● THE TASK
Please return each of the entries that follow, unchanged in every word.

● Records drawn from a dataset

..........

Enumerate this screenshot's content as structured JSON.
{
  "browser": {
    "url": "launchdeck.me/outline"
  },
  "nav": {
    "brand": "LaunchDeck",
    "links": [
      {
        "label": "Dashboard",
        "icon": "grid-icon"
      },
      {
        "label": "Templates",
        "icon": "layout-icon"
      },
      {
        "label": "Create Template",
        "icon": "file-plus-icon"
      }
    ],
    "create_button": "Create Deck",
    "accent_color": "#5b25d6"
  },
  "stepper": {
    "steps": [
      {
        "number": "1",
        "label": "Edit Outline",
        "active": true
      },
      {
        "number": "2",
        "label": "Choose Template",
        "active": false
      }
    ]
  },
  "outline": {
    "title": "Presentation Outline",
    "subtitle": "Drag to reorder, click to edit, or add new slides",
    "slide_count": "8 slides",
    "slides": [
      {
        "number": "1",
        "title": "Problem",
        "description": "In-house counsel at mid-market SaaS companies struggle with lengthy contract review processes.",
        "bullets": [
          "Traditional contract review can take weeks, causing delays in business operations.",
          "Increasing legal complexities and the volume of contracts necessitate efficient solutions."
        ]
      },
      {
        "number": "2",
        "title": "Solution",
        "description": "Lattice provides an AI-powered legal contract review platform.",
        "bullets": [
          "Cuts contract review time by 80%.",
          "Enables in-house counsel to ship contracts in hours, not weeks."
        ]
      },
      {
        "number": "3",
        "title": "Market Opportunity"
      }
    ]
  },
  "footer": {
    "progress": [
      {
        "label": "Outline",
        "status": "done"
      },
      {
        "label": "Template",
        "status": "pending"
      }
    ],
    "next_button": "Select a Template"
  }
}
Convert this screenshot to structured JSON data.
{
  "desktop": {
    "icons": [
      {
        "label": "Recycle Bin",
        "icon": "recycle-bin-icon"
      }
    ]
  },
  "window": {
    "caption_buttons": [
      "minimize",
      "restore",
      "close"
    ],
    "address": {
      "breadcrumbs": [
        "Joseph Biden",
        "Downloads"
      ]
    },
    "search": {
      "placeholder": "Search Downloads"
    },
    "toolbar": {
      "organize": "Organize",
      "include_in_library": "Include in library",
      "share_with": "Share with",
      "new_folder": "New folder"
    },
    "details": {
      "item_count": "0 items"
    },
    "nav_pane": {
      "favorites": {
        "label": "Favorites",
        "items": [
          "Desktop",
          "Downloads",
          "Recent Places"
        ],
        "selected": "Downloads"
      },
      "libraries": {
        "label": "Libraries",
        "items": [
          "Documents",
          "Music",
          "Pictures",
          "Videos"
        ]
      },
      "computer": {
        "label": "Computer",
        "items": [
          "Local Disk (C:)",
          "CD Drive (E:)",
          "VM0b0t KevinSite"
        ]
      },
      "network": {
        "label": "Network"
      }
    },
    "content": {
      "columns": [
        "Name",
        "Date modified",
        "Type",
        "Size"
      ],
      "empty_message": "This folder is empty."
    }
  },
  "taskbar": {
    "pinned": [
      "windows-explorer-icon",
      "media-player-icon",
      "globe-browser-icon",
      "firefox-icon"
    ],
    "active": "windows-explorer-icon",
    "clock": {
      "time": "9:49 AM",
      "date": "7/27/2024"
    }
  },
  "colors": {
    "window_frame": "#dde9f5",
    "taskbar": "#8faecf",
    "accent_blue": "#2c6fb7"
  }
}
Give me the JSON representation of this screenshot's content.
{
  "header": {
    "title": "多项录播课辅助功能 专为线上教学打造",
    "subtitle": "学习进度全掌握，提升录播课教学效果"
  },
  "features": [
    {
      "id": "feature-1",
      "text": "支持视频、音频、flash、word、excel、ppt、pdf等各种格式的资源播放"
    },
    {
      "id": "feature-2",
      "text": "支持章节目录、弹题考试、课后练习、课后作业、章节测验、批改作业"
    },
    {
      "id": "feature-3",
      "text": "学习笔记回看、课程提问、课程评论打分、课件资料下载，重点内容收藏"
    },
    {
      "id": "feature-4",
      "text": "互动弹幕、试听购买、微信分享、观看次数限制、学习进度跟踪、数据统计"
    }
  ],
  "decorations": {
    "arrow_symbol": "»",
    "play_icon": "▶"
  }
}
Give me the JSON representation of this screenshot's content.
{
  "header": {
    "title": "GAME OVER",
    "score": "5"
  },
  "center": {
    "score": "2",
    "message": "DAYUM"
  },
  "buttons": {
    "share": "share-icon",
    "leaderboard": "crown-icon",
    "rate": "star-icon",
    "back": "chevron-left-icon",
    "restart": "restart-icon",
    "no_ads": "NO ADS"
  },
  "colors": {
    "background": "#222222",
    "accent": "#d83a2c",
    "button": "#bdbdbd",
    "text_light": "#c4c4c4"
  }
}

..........

● OUTPUT OF THE EXERCISE
Enumerate this screenshot's content as structured JSON.
{
  "browser": {
    "url": "launchdeck.me/outline"
  },
  "nav": {
    "brand": "LaunchDeck",
    "links": [
      {
        "label": "Dashboard",
        "icon": "grid-icon"
      },
      {
        "label": "Templates",
        "icon": "layout-icon"
      },
      {
        "label": "Create Template",
        "icon": "file-plus-icon"
      }
    ],
    "create_button": "Create Deck",
    "accent_color": "#5b25d6"
  },
  "stepper": {
    "steps": [
      {
        "number": "1",
        "label": "Edit Outline",
        "active": true
      },
      {
        "number": "2",
        "label": "Choose Template",
        "active": false
      }
    ]
  },
  "outline": {
    "title": "Presentation Outline",
    "subtitle": "Drag to reorder, click to edit, or add new slides",
    "slide_count": "8 slides",
    "slides": [
      {
        "number": "1",
        "title": "Problem",
        "description": "In-house counsel at mid-market SaaS companies struggle with lengthy contract review processes.",
        "bullets": [
          "Traditional contract review can take weeks, causing delays in business operations.",
          "Increasing legal complexities and the volume of contracts necessitate efficient solutions."
        ]
      },
      {
        "number": "2",
        "title": "Solution",
        "description": "Lattice provides an AI-powered legal contract review platform.",
        "bullets": [
          "Cuts contract review time by 80%.",
          "Enables in-house counsel to ship contracts in hours, not weeks."
        ]
      },
      {
        "number": "3",
        "title": "Market Opportunity"
      }
    ]
  },
  "footer": {
    "progress": [
      {
        "label": "Outline",
        "status": "done"
      },
      {
        "label": "Template",
        "status": "pending"
      }
    ],
    "next_button": "Select a Template"
  }
}
Convert this screenshot to structured JSON data.
{
  "desktop": {
    "icons": [
      {
        "label": "Recycle Bin",
        "icon": "recycle-bin-icon"
      }
    ]
  },
  "window": {
    "caption_buttons": [
      "minimize",
      "restore",
      "close"
    ],
    "address": {
      "breadcrumbs": [
        "Joseph Biden",
        "Downloads"
      ]
    },
    "search": {
      "placeholder": "Search Downloads"
    },
    "toolbar": {
      "organize": "Organize",
      "include_in_library": "Include in library",
      "share_with": "Share with",
      "new_folder": "New folder"
    },
    "details": {
      "item_count": "0 items"
    },
    "nav_pane": {
      "favorites": {
        "label": "Favorites",
        "items": [
          "Desktop",
          "Downloads",
          "Recent Places"
        ],
        "selected": "Downloads"
      },
      "libraries": {
        "label": "Libraries",
        "items": [
          "Documents",
          "Music",
          "Pictures",
          "Videos"
        ]
      },
      "computer": {
        "label": "Computer",
        "items": [
          "Local Disk (C:)",
          "CD Drive (E:)",
          "VM0b0t KevinSite"
        ]
      },
      "network": {
        "label": "Network"
      }
    },
    "content": {
      "columns": [
        "Name",
        "Date modified",
        "Type",
        "Size"
      ],
      "empty_message": "This folder is empty."
    }
  },
  "taskbar": {
    "pinned": [
      "windows-explorer-icon",
      "media-player-icon",
      "globe-browser-icon",
      "firefox-icon"
    ],
    "active": "windows-explorer-icon",
    "clock": {
      "time": "9:49 AM",
      "date": "7/27/2024"
    }
  },
  "colors": {
    "window_frame": "#dde9f5",
    "taskbar": "#8faecf",
    "accent_blue": "#2c6fb7"
  }
}
Give me the JSON representation of this screenshot's content.
{
  "header": {
    "title": "多项录播课辅助功能 专为线上教学打造",
    "subtitle": "学习进度全掌握，提升录播课教学效果"
  },
  "features": [
    {
      "id": "feature-1",
      "text": "支持视频、音频、flash、word、excel、ppt、pdf等各种格式的资源播放"
    },
    {
      "id": "feature-2",
      "text": "支持章节目录、弹题考试、课后练习、课后作业、章节测验、批改作业"
    },
    {
      "id": "feature-3",
      "text": "学习笔记回看、课程提问、课程评论打分、课件资料下载，重点内容收藏"
    },
    {
      "id": "feature-4",
      "text": "互动弹幕、试听购买、微信分享、观看次数限制、学习进度跟踪、数据统计"
    }
  ],
  "decorations": {
    "arrow_symbol": "»",
    "play_icon": "▶"
  }
}
Give me the JSON representation of this screenshot's content.
{
  "header": {
    "title": "GAME OVER",
    "score": "5"
  },
  "center": {
    "score": "2",
    "message": "DAYUM"
  },
  "buttons": {
    "share": "share-icon",
    "leaderboard": "crown-icon",
    "rate": "star-icon",
    "back": "chevron-left-icon",
    "restart": "restart-icon",
    "no_ads": "NO ADS"
  },
  "colors": {
    "background": "#222222",
    "accent": "#d83a2c",
    "button": "#bdbdbd",
    "text_light": "#c4c4c4"
  }
}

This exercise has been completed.